YOUR ASSIGNMENT
Output each record verbatim, with pictures left out.
-- SUPPLIED DATA follows --
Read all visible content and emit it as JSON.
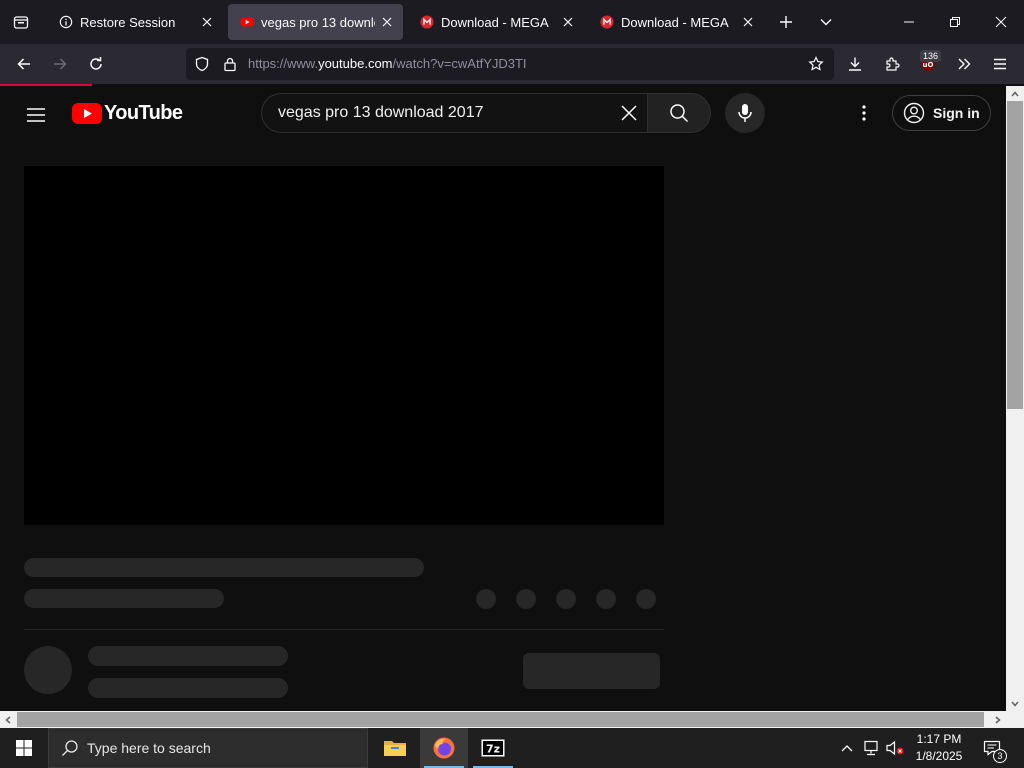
{
  "browser": {
    "tabs": [
      {
        "title": "Restore Session",
        "active": false
      },
      {
        "title": "vegas pro 13 download",
        "active": true
      },
      {
        "title": "Download - MEGA",
        "active": false
      },
      {
        "title": "Download - MEGA",
        "active": false
      }
    ],
    "url_prefix": "https://www.",
    "url_host": "youtube.com",
    "url_path": "/watch?v=cwAtfYJD3TI",
    "extension_badge": "136",
    "colors": {
      "tabbar": "#1c1b22",
      "navbar": "#2b2a33",
      "active_tab": "#42414d",
      "loading_bar": "#e0003b"
    }
  },
  "youtube": {
    "logo_text": "YouTube",
    "search_value": "vegas pro 13 download 2017",
    "sign_in_label": "Sign in",
    "colors": {
      "brand_red": "#ff0000",
      "background": "#0f0f0f",
      "skeleton": "#272727"
    }
  },
  "taskbar": {
    "search_placeholder": "Type here to search",
    "time": "1:17 PM",
    "date": "1/8/2025",
    "notification_count": "3",
    "apps": [
      "file-explorer-icon",
      "firefox-icon",
      "7zip-icon"
    ]
  }
}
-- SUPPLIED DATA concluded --
TASK RESPONSE
Read all visible content and emit it as JSON.
{
  "browser": {
    "tabs": [
      {
        "title": "Restore Session",
        "active": false
      },
      {
        "title": "vegas pro 13 download",
        "active": true
      },
      {
        "title": "Download - MEGA",
        "active": false
      },
      {
        "title": "Download - MEGA",
        "active": false
      }
    ],
    "url_prefix": "https://www.",
    "url_host": "youtube.com",
    "url_path": "/watch?v=cwAtfYJD3TI",
    "extension_badge": "136",
    "colors": {
      "tabbar": "#1c1b22",
      "navbar": "#2b2a33",
      "active_tab": "#42414d",
      "loading_bar": "#e0003b"
    }
  },
  "youtube": {
    "logo_text": "YouTube",
    "search_value": "vegas pro 13 download 2017",
    "sign_in_label": "Sign in",
    "colors": {
      "brand_red": "#ff0000",
      "background": "#0f0f0f",
      "skeleton": "#272727"
    }
  },
  "taskbar": {
    "search_placeholder": "Type here to search",
    "time": "1:17 PM",
    "date": "1/8/2025",
    "notification_count": "3",
    "apps": [
      "file-explorer-icon",
      "firefox-icon",
      "7zip-icon"
    ]
  }
}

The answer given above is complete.